CMU's Supercomputer Gets a Boost
When computer science students return to Carnegie Mellon University this fall, many will be able to get their hands on a parallel computing system that is roughly 500 times faster than the best laptop computer on campus.
CMU was recently shipped 448 “blades” that were being decommissioned by the Los Alamos National Laboratory. As the federal facility upgrades its supercomputing system it usually sends the stripped down computers or “blades” to research facilities like CMU to allow students to experiment.
CMU professor Garth Gibson says the future of computing involves running a program on several computer processors at the same time which is known as running in parallel.
“The way that you can improve the quality of education and research is to make sure that the researchers and students have access to equipment, which is increasing in scale,” said Gibson.
Last semester students were able to run experiments on just 64 parallel processors. If they needed more power they would have to borrow time from a system owned by the federal government or rent time from a commercial endeavor like Amazon.
“But we couldn’t have repeatability, we could not modify the operating system,” Gibson said.
With the new system, dubbed “Narwhal,” students will be able to run their experiments over and over, modifying variables as they go.
“We give the students the ability to figure out what went wrong and they get their hands on that gear and that I think is the exciting part,” Gibson said.
The new equipment comes with a value of approximately $500,000, and while Narwhal will place CMU near the top of its peers when it comes to systems research, the new facility with its 448 processors is still far smaller that the 150,000 blades installed at the Los Alamos lab.
Gibson says most of us use parallel computing nearly every day but don’t realize it. For example, Google uses hundreds of processors on your behalf every time you hit the search button.

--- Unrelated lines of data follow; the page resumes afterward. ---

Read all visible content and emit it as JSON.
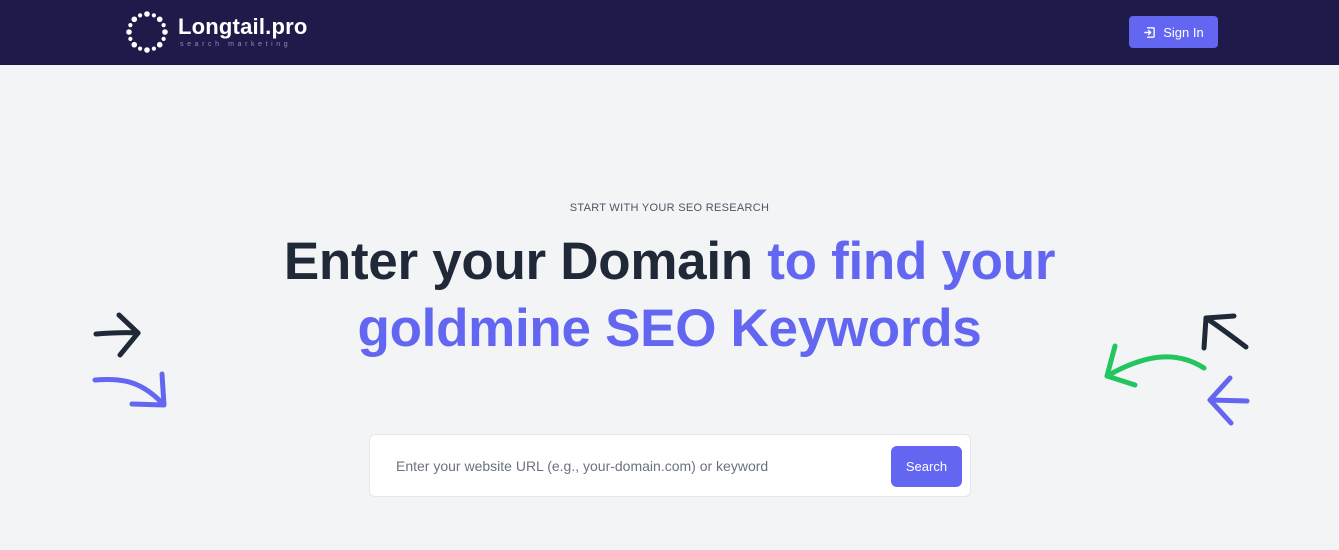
{
  "header": {
    "logo_name": "Longtail.pro",
    "logo_tagline": "search marketing",
    "signin_label": "Sign In"
  },
  "hero": {
    "eyebrow": "START WITH YOUR SEO RESEARCH",
    "headline_dark": "Enter your Domain",
    "headline_accent_1": "to find your",
    "headline_accent_2": "goldmine SEO Keywords"
  },
  "search": {
    "placeholder": "Enter your website URL (e.g., your-domain.com) or keyword",
    "value": "",
    "button_label": "Search"
  },
  "colors": {
    "header_bg": "#1e1b4b",
    "accent": "#6366f1",
    "dark_text": "#1f2937",
    "page_bg": "#f3f4f6",
    "green_arrow": "#22c55e"
  },
  "icons": {
    "logo": "dotted-circle-logo-icon",
    "signin": "sign-in-icon",
    "decorations": [
      "dark-arrow-right-icon",
      "purple-curved-arrow-icon",
      "green-curved-arrow-icon",
      "dark-arrow-up-left-icon",
      "purple-chevron-left-icon"
    ]
  }
}
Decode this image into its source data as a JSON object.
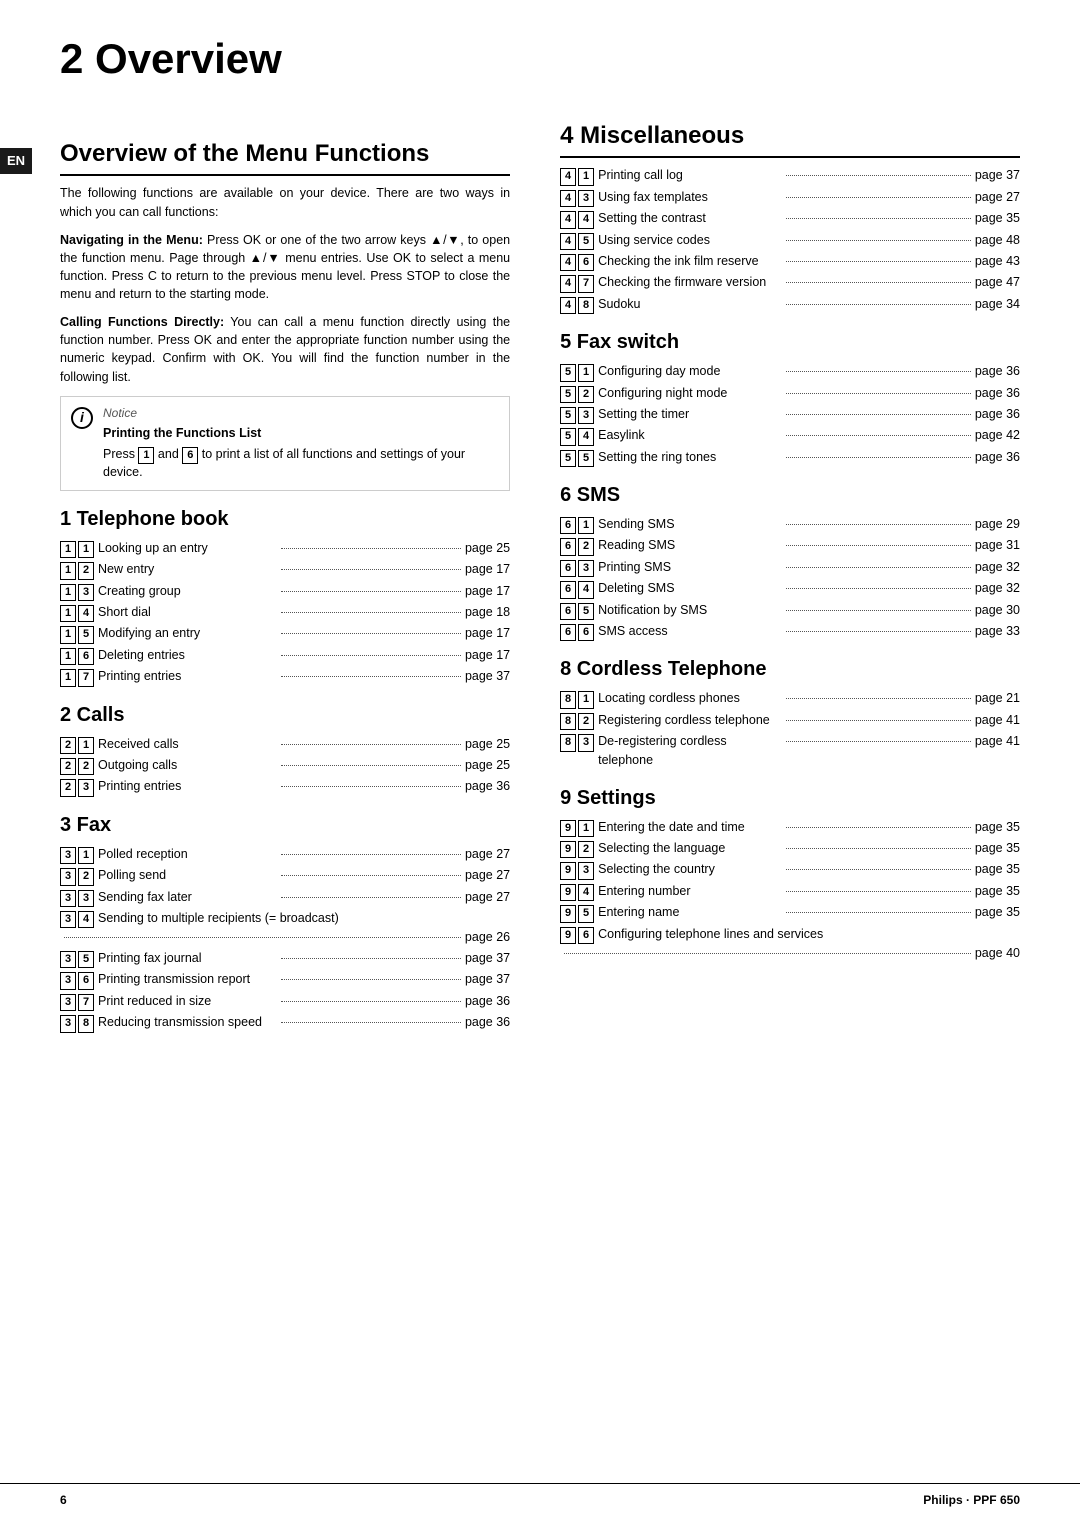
{
  "page": {
    "chapter_number": "2",
    "chapter_title": "Overview",
    "footer_page": "6",
    "footer_brand": "Philips · PPF 650",
    "en_tab": "EN"
  },
  "left_col": {
    "section_heading": "Overview of the Menu Functions",
    "intro_para1": "The following functions are available on your device. There are two ways in which you can call functions:",
    "bold1_title": "Navigating in the Menu:",
    "bold1_text": " Press OK or one of the two arrow keys ▲/▼, to open the function menu. Page through ▲/▼ menu entries. Use OK to select a menu function. Press C to return to the previous menu level. Press STOP to close the menu and return to the starting mode.",
    "bold2_title": "Calling Functions Directly:",
    "bold2_text": " You can call a menu function directly using the function number. Press OK and enter the appropriate function number using the numeric keypad. Confirm with OK. You will find the function number in the following list.",
    "notice_label": "Notice",
    "notice_title": "Printing the Functions List",
    "notice_text": "Press 1 and 6 to print a list of all functions and settings of your device.",
    "notice_code1": "1",
    "notice_code2": "6",
    "sections": [
      {
        "id": "telephone-book",
        "heading": "1 Telephone book",
        "items": [
          {
            "codes": [
              "1",
              "1"
            ],
            "label": "Looking up an entry",
            "page": "page 25"
          },
          {
            "codes": [
              "1",
              "2"
            ],
            "label": "New entry",
            "page": "page 17"
          },
          {
            "codes": [
              "1",
              "3"
            ],
            "label": "Creating group",
            "page": "page 17"
          },
          {
            "codes": [
              "1",
              "4"
            ],
            "label": "Short dial",
            "page": "page 18"
          },
          {
            "codes": [
              "1",
              "5"
            ],
            "label": "Modifying an entry",
            "page": "page 17"
          },
          {
            "codes": [
              "1",
              "6"
            ],
            "label": "Deleting entries",
            "page": "page 17"
          },
          {
            "codes": [
              "1",
              "7"
            ],
            "label": "Printing entries",
            "page": "page 37"
          }
        ]
      },
      {
        "id": "calls",
        "heading": "2 Calls",
        "items": [
          {
            "codes": [
              "2",
              "1"
            ],
            "label": "Received calls",
            "page": "page 25"
          },
          {
            "codes": [
              "2",
              "2"
            ],
            "label": "Outgoing calls",
            "page": "page 25"
          },
          {
            "codes": [
              "2",
              "3"
            ],
            "label": "Printing entries",
            "page": "page 36"
          }
        ]
      },
      {
        "id": "fax",
        "heading": "3 Fax",
        "items": [
          {
            "codes": [
              "3",
              "1"
            ],
            "label": "Polled reception",
            "page": "page 27",
            "wrap": false
          },
          {
            "codes": [
              "3",
              "2"
            ],
            "label": "Polling send",
            "page": "page 27",
            "wrap": false
          },
          {
            "codes": [
              "3",
              "3"
            ],
            "label": "Sending fax later",
            "page": "page 27",
            "wrap": false
          },
          {
            "codes": [
              "3",
              "4"
            ],
            "label": "Sending to multiple recipients (= broadcast)",
            "page": "page 26",
            "wrap": true
          },
          {
            "codes": [
              "3",
              "5"
            ],
            "label": "Printing fax journal",
            "page": "page 37",
            "wrap": false
          },
          {
            "codes": [
              "3",
              "6"
            ],
            "label": "Printing transmission report",
            "page": "page 37",
            "wrap": false
          },
          {
            "codes": [
              "3",
              "7"
            ],
            "label": "Print reduced in size",
            "page": "page 36",
            "wrap": false
          },
          {
            "codes": [
              "3",
              "8"
            ],
            "label": "Reducing transmission speed",
            "page": "page 36",
            "wrap": false
          }
        ]
      }
    ]
  },
  "right_col": {
    "sections": [
      {
        "id": "miscellaneous",
        "heading": "4 Miscellaneous",
        "items": [
          {
            "codes": [
              "4",
              "1"
            ],
            "label": "Printing call log",
            "page": "page 37"
          },
          {
            "codes": [
              "4",
              "3"
            ],
            "label": "Using fax templates",
            "page": "page 27"
          },
          {
            "codes": [
              "4",
              "4"
            ],
            "label": "Setting the contrast",
            "page": "page 35"
          },
          {
            "codes": [
              "4",
              "5"
            ],
            "label": "Using service codes",
            "page": "page 48"
          },
          {
            "codes": [
              "4",
              "6"
            ],
            "label": "Checking the ink film reserve",
            "page": "page 43"
          },
          {
            "codes": [
              "4",
              "7"
            ],
            "label": "Checking the firmware version",
            "page": "page 47"
          },
          {
            "codes": [
              "4",
              "8"
            ],
            "label": "Sudoku",
            "page": "page 34"
          }
        ]
      },
      {
        "id": "fax-switch",
        "heading": "5 Fax switch",
        "items": [
          {
            "codes": [
              "5",
              "1"
            ],
            "label": "Configuring day mode",
            "page": "page 36"
          },
          {
            "codes": [
              "5",
              "2"
            ],
            "label": "Configuring night mode",
            "page": "page 36"
          },
          {
            "codes": [
              "5",
              "3"
            ],
            "label": "Setting the timer",
            "page": "page 36"
          },
          {
            "codes": [
              "5",
              "4"
            ],
            "label": "Easylink",
            "page": "page 42"
          },
          {
            "codes": [
              "5",
              "5"
            ],
            "label": "Setting the ring tones",
            "page": "page 36"
          }
        ]
      },
      {
        "id": "sms",
        "heading": "6 SMS",
        "items": [
          {
            "codes": [
              "6",
              "1"
            ],
            "label": "Sending SMS",
            "page": "page 29"
          },
          {
            "codes": [
              "6",
              "2"
            ],
            "label": "Reading SMS",
            "page": "page 31"
          },
          {
            "codes": [
              "6",
              "3"
            ],
            "label": "Printing SMS",
            "page": "page 32"
          },
          {
            "codes": [
              "6",
              "4"
            ],
            "label": "Deleting SMS",
            "page": "page 32"
          },
          {
            "codes": [
              "6",
              "5"
            ],
            "label": "Notification by SMS",
            "page": "page 30"
          },
          {
            "codes": [
              "6",
              "6"
            ],
            "label": "SMS access",
            "page": "page 33"
          }
        ]
      },
      {
        "id": "cordless",
        "heading": "8 Cordless Telephone",
        "items": [
          {
            "codes": [
              "8",
              "1"
            ],
            "label": "Locating cordless phones",
            "page": "page 21"
          },
          {
            "codes": [
              "8",
              "2"
            ],
            "label": "Registering cordless telephone",
            "page": "page 41"
          },
          {
            "codes": [
              "8",
              "3"
            ],
            "label": "De-registering cordless telephone",
            "page": "page 41"
          }
        ]
      },
      {
        "id": "settings",
        "heading": "9 Settings",
        "items": [
          {
            "codes": [
              "9",
              "1"
            ],
            "label": "Entering the date and time",
            "page": "page 35"
          },
          {
            "codes": [
              "9",
              "2"
            ],
            "label": "Selecting the language",
            "page": "page 35"
          },
          {
            "codes": [
              "9",
              "3"
            ],
            "label": "Selecting the country",
            "page": "page 35"
          },
          {
            "codes": [
              "9",
              "4"
            ],
            "label": "Entering number",
            "page": "page 35"
          },
          {
            "codes": [
              "9",
              "5"
            ],
            "label": "Entering name",
            "page": "page 35"
          },
          {
            "codes": [
              "9",
              "6"
            ],
            "label": "Configuring telephone lines and services",
            "page": "page 40",
            "wrap": true
          }
        ]
      }
    ]
  }
}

The blades have all been shipped to CMU and Gibson says he and his students are in the process of installing them. He expects the blades will stay in use until the next generation of processors comes their way.